Will you accept G-d’s gift of the forgiveness of sin and everlasting life in heaven? All you need to do is confess your sins and repent of them and ask Yeshua to come into your life as your L-rd and Saviour.
And you can do this by praying the Prayer of Salvation found at the end of this article.

So, are you going to “do it my way” or will you do it G-d’s way.
Some say that Christianity is a crutch. You will find that most of the time, the lives of those who say this are in a mess. Not only this, but they are usually unhappy and bitter people.
As for me, Yeshua is my crutch…and, oh, what a blessed life my wife and I lead - completely fulfilled; in our calling; working for the G-d of Abraham, Isaac and Jacob; knowing that our sins are forgiven and totally assured of our eternal future.

In conclusion, allow me to name some people who “did it their way” – James Dean, Marilyn Munroe, Jimi Hendrix, Michael Jackson, Heath Ledger, Amy Winehouse…Sadly, their way did not succeed; G-d’s way ALWAYS succeeds.

We love you.


Scripture of the week: Philippians 2:5-8: “Let this mind be in you which was also in Christ Jesus, who, being in the form of God, did not consider it robbery to be equal with God, but made Himself of no reputation, taking the form of a bondservant, and coming in the likeness of men.
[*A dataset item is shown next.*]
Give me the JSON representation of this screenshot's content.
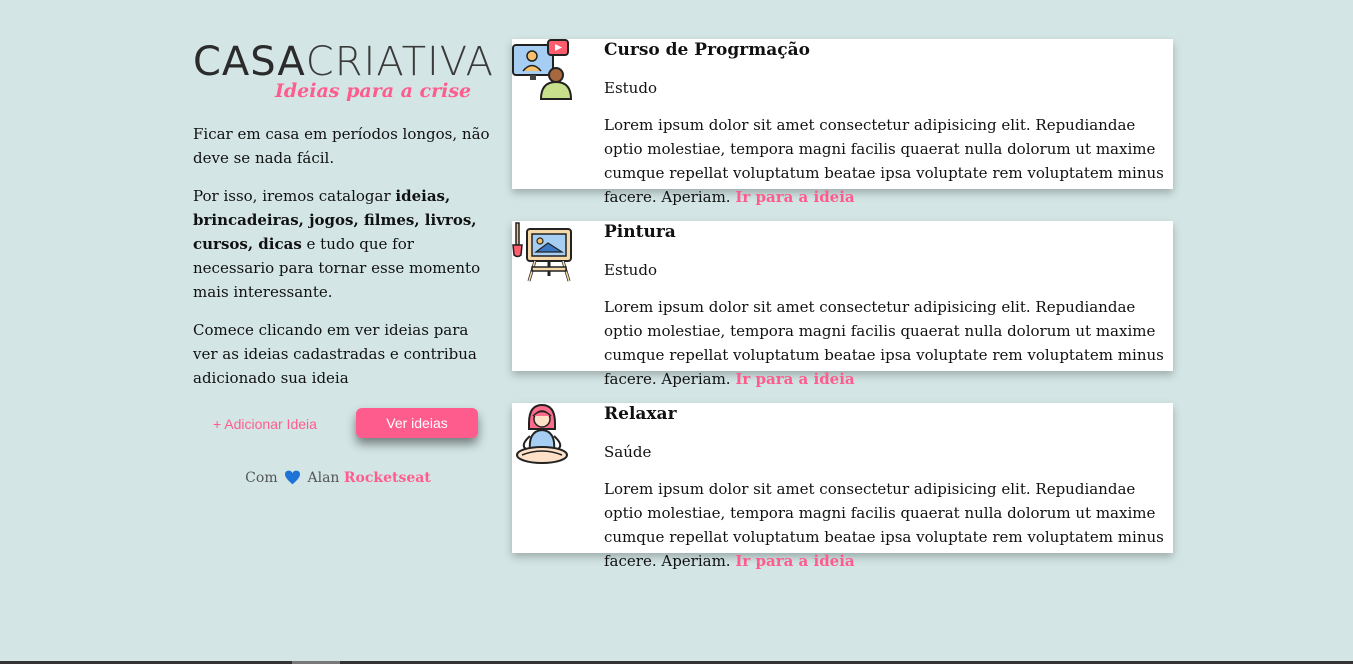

And being found in appearance as a man, He humbled Himself and became obedient to the point of death, even the death of the cross.”


Thank you Yeshua for Your love for me.
Thank you for giving up Your life on the cross for me and for taking my sins upon Yourself.
I confess that I have sinned.
I repent of my sins and I turn from everything I know to be wrong.
I invite You to come into my life as my Messiah, my Saviour.
By Your grace I will serve You all the remaining years of my life.